(Records contained in a dataset)
════════════════

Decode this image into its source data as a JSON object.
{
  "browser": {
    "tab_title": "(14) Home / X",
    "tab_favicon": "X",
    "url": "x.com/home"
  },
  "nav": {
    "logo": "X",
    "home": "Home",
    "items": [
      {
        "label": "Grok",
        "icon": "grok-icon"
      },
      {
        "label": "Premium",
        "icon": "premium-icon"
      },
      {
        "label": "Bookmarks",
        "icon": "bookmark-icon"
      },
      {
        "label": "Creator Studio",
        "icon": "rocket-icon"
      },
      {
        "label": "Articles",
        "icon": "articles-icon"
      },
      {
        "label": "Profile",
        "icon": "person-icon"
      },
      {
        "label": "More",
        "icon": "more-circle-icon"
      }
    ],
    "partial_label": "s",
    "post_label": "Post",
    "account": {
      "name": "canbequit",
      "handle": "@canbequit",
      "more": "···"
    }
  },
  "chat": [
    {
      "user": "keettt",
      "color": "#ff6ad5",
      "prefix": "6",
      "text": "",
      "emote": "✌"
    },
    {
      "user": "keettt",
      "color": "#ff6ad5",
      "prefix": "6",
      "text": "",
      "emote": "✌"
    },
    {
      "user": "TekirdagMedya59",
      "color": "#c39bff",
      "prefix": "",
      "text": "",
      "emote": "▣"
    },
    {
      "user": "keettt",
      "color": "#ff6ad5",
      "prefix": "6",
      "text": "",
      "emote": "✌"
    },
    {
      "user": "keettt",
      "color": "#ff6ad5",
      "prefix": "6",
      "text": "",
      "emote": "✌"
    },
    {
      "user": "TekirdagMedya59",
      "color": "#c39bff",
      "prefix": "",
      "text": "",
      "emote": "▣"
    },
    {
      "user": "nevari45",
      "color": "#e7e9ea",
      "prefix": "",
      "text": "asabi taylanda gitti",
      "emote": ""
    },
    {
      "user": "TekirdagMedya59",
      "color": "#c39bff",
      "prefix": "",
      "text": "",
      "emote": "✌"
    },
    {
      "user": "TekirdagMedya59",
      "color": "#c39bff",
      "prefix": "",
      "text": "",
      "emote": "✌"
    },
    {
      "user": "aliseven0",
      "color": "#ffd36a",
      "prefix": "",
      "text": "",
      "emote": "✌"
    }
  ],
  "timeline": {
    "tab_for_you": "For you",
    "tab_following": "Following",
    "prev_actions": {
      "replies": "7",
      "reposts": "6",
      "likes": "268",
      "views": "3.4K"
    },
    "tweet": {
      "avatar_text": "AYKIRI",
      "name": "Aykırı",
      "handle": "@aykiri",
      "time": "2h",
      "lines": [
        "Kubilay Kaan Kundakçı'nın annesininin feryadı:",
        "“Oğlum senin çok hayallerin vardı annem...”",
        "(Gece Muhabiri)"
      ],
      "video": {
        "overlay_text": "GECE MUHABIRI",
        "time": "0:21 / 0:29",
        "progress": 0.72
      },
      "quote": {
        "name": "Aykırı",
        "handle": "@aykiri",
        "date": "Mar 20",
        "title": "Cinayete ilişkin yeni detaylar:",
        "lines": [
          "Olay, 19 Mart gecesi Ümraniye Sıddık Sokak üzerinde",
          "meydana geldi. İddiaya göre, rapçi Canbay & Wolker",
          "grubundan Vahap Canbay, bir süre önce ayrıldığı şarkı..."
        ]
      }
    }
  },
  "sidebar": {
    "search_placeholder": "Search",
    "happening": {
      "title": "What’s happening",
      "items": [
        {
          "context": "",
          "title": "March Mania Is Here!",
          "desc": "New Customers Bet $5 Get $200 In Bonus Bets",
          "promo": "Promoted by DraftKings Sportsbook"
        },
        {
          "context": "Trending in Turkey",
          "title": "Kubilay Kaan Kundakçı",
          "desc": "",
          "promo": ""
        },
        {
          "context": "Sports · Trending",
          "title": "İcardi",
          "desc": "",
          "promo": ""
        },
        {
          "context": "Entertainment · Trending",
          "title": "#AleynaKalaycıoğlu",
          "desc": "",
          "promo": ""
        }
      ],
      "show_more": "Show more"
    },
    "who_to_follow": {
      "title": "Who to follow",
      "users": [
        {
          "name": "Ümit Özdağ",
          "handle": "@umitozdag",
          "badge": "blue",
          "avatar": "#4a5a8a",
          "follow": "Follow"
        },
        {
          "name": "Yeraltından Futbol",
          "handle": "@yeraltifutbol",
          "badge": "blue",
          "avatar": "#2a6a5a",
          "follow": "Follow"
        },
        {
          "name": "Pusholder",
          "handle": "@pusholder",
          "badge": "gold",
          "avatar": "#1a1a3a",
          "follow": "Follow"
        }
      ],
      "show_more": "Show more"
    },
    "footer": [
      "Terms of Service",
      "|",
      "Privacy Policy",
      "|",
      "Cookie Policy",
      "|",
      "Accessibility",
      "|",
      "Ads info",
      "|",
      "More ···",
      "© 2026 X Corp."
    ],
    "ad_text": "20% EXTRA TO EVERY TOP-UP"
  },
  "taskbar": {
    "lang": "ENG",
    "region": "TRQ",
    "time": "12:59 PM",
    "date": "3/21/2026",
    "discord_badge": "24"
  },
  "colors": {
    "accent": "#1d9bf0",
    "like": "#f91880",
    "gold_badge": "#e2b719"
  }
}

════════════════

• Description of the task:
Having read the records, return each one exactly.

• Exercise output:
Decode this image into its source data as a JSON object.
{
  "browser": {
    "tab_title": "(14) Home / X",
    "tab_favicon": "X",
    "url": "x.com/home"
  },
  "nav": {
    "logo": "X",
    "home": "Home",
    "items": [
      {
        "label": "Grok",
        "icon": "grok-icon"
      },
      {
        "label": "Premium",
        "icon": "premium-icon"
      },
      {
        "label": "Bookmarks",
        "icon": "bookmark-icon"
      },
      {
        "label": "Creator Studio",
        "icon": "rocket-icon"
      },
      {
        "label": "Articles",
        "icon": "articles-icon"
      },
      {
        "label": "Profile",
        "icon": "person-icon"
      },
      {
        "label": "More",
        "icon": "more-circle-icon"
      }
    ],
    "partial_label": "s",
    "post_label": "Post",
    "account": {
      "name": "canbequit",
      "handle": "@canbequit",
      "more": "···"
    }
  },
  "chat": [
    {
      "user": "keettt",
      "color": "#ff6ad5",
      "prefix": "6",
      "text": "",
      "emote": "✌"
    },
    {
      "user": "keettt",
      "color": "#ff6ad5",
      "prefix": "6",
      "text": "",
      "emote": "✌"
    },
    {
      "user": "TekirdagMedya59",
      "color": "#c39bff",
      "prefix": "",
      "text": "",
      "emote": "▣"
    },
    {
      "user": "keettt",
      "color": "#ff6ad5",
      "prefix": "6",
      "text": "",
      "emote": "✌"
    },
    {
      "user": "keettt",
      "color": "#ff6ad5",
      "prefix": "6",
      "text": "",
      "emote": "✌"
    },
    {
      "user": "TekirdagMedya59",
      "color": "#c39bff",
      "prefix": "",
      "text": "",
      "emote": "▣"
    },
    {
      "user": "nevari45",
      "color": "#e7e9ea",
      "prefix": "",
      "text": "asabi taylanda gitti",
      "emote": ""
    },
    {
      "user": "TekirdagMedya59",
      "color": "#c39bff",
      "prefix": "",
      "text": "",
      "emote": "✌"
    },
    {
      "user": "TekirdagMedya59",
      "color": "#c39bff",
      "prefix": "",
      "text": "",
      "emote": "✌"
    },
    {
      "user": "aliseven0",
      "color": "#ffd36a",
      "prefix": "",
      "text": "",
      "emote": "✌"
    }
  ],
  "timeline": {
    "tab_for_you": "For you",
    "tab_following": "Following",
    "prev_actions": {
      "replies": "7",
      "reposts": "6",
      "likes": "268",
      "views": "3.4K"
    },
    "tweet": {
      "avatar_text": "AYKIRI",
      "name": "Aykırı",
      "handle": "@aykiri",
      "time": "2h",
      "lines": [
        "Kubilay Kaan Kundakçı'nın annesininin feryadı:",
        "“Oğlum senin çok hayallerin vardı annem...”",
        "(Gece Muhabiri)"
      ],
      "video": {
        "overlay_text": "GECE MUHABIRI",
        "time": "0:21 / 0:29",
        "progress": 0.72
      },
      "quote": {
        "name": "Aykırı",
        "handle": "@aykiri",
        "date": "Mar 20",
        "title": "Cinayete ilişkin yeni detaylar:",
        "lines": [
          "Olay, 19 Mart gecesi Ümraniye Sıddık Sokak üzerinde",
          "meydana geldi. İddiaya göre, rapçi Canbay & Wolker",
          "grubundan Vahap Canbay, bir süre önce ayrıldığı şarkı..."
        ]
      }
    }
  },
  "sidebar": {
    "search_placeholder": "Search",
    "happening": {
      "title": "What’s happening",
      "items": [
        {
          "context": "",
          "title": "March Mania Is Here!",
          "desc": "New Customers Bet $5 Get $200 In Bonus Bets",
          "promo": "Promoted by DraftKings Sportsbook"
        },
        {
          "context": "Trending in Turkey",
          "title": "Kubilay Kaan Kundakçı",
          "desc": "",
          "promo": ""
        },
        {
          "context": "Sports · Trending",
          "title": "İcardi",
          "desc": "",
          "promo": ""
        },
        {
          "context": "Entertainment · Trending",
          "title": "#AleynaKalaycıoğlu",
          "desc": "",
          "promo": ""
        }
      ],
      "show_more": "Show more"
    },
    "who_to_follow": {
      "title": "Who to follow",
      "users": [
        {
          "name": "Ümit Özdağ",
          "handle": "@umitozdag",
          "badge": "blue",
          "avatar": "#4a5a8a",
          "follow": "Follow"
        },
        {
          "name": "Yeraltından Futbol",
          "handle": "@yeraltifutbol",
          "badge": "blue",
          "avatar": "#2a6a5a",
          "follow": "Follow"
        },
        {
          "name": "Pusholder",
          "handle": "@pusholder",
          "badge": "gold",
          "avatar": "#1a1a3a",
          "follow": "Follow"
        }
      ],
      "show_more": "Show more"
    },
    "footer": [
      "Terms of Service",
      "|",
      "Privacy Policy",
      "|",
      "Cookie Policy",
      "|",
      "Accessibility",
      "|",
      "Ads info",
      "|",
      "More ···",
      "© 2026 X Corp."
    ],
    "ad_text": "20% EXTRA TO EVERY TOP-UP"
  },
  "taskbar": {
    "lang": "ENG",
    "region": "TRQ",
    "time": "12:59 PM",
    "date": "3/21/2026",
    "discord_badge": "24"
  },
  "colors": {
    "accent": "#1d9bf0",
    "like": "#f91880",
    "gold_badge": "#e2b719"
  }
}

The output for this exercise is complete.